#### Exercise aim:
Skip the images and copy each record exactly as written.

[Records from a data collection]
- - -

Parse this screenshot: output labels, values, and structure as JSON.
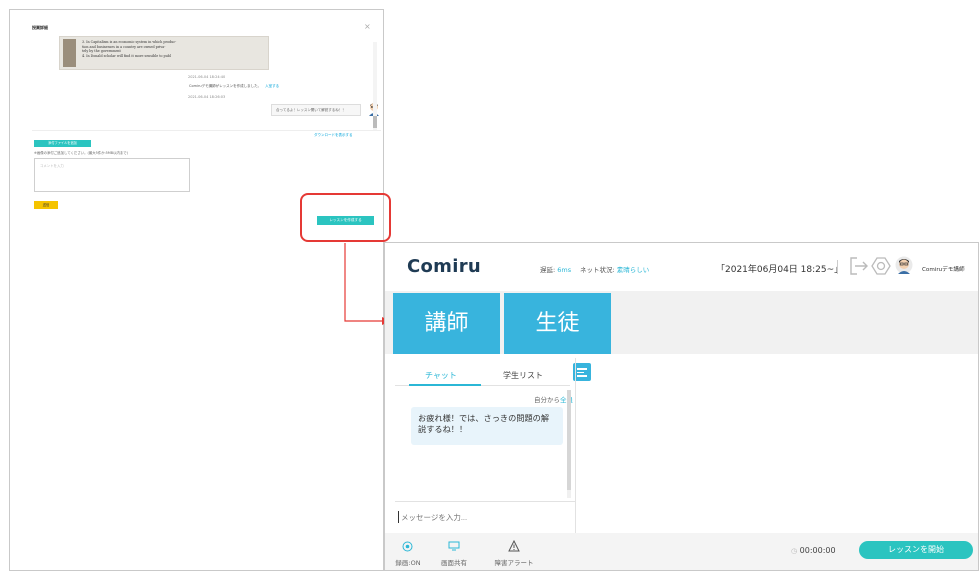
{
  "left_panel": {
    "title": "授業詳細",
    "close_icon": "×",
    "image_lines": [
      "3. In Capitalism is an economic system in which produc-",
      "    tion and businesses in a country are owned priva-",
      "    tely by the government",
      "4. In Donald scholar will find it more sensible to publ"
    ],
    "time1": "2021-06-04 18:24:40",
    "note": "Comiruデモ講師がレッスンを作成しました。",
    "note_link": "入室する",
    "time2": "2021-06-04 18:26:03",
    "bubble": "合ってるよ！レッスン開いて解説するね！！",
    "link2": "ダウンロードを表示する",
    "teal_btn": "添付ファイルを追加",
    "hint": "※画像の添付ご追加してください。(最大5件か:5MB以内まで)",
    "textarea_placeholder": "コメントを入力",
    "yellow_btn": "送信",
    "create_btn": "レッスンを作成する"
  },
  "right_panel": {
    "logo": "Comiru",
    "delay_label": "遅延:",
    "delay_value": "6ms",
    "net_label": "ネット状況:",
    "net_value": "素晴らしい",
    "date": "「2021年06月04日 18:25~」",
    "username": "Comiruデモ講師",
    "tiles": [
      "講師",
      "生徒"
    ],
    "tabs": [
      "チャット",
      "学生リスト"
    ],
    "from_prefix": "自分から",
    "from_all": "全員",
    "message": "お疲れ様！では、さっきの問題の解説するね！！",
    "input_placeholder": "メッセージを入力...",
    "tools": [
      {
        "label": "録画:ON",
        "icon": "record-icon"
      },
      {
        "label": "画面共有",
        "icon": "screen-share-icon"
      },
      {
        "label": "障害アラート",
        "icon": "warning-icon"
      }
    ],
    "timer": "00:00:00",
    "start_btn": "レッスンを開始"
  },
  "colors": {
    "teal": "#2bc4c0",
    "tile_blue": "#38b4dd",
    "highlight_red": "#e53935",
    "button_yellow": "#f5c400",
    "logo_navy": "#1f3b54"
  }
}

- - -

#### Task solution:
Parse this screenshot: output labels, values, and structure as JSON.
{
  "left_panel": {
    "title": "授業詳細",
    "close_icon": "×",
    "image_lines": [
      "3. In Capitalism is an economic system in which produc-",
      "    tion and businesses in a country are owned priva-",
      "    tely by the government",
      "4. In Donald scholar will find it more sensible to publ"
    ],
    "time1": "2021-06-04 18:24:40",
    "note": "Comiruデモ講師がレッスンを作成しました。",
    "note_link": "入室する",
    "time2": "2021-06-04 18:26:03",
    "bubble": "合ってるよ！レッスン開いて解説するね！！",
    "link2": "ダウンロードを表示する",
    "teal_btn": "添付ファイルを追加",
    "hint": "※画像の添付ご追加してください。(最大5件か:5MB以内まで)",
    "textarea_placeholder": "コメントを入力",
    "yellow_btn": "送信",
    "create_btn": "レッスンを作成する"
  },
  "right_panel": {
    "logo": "Comiru",
    "delay_label": "遅延:",
    "delay_value": "6ms",
    "net_label": "ネット状況:",
    "net_value": "素晴らしい",
    "date": "「2021年06月04日 18:25~」",
    "username": "Comiruデモ講師",
    "tiles": [
      "講師",
      "生徒"
    ],
    "tabs": [
      "チャット",
      "学生リスト"
    ],
    "from_prefix": "自分から",
    "from_all": "全員",
    "message": "お疲れ様！では、さっきの問題の解説するね！！",
    "input_placeholder": "メッセージを入力...",
    "tools": [
      {
        "label": "録画:ON",
        "icon": "record-icon"
      },
      {
        "label": "画面共有",
        "icon": "screen-share-icon"
      },
      {
        "label": "障害アラート",
        "icon": "warning-icon"
      }
    ],
    "timer": "00:00:00",
    "start_btn": "レッスンを開始"
  },
  "colors": {
    "teal": "#2bc4c0",
    "tile_blue": "#38b4dd",
    "highlight_red": "#e53935",
    "button_yellow": "#f5c400",
    "logo_navy": "#1f3b54"
  }
}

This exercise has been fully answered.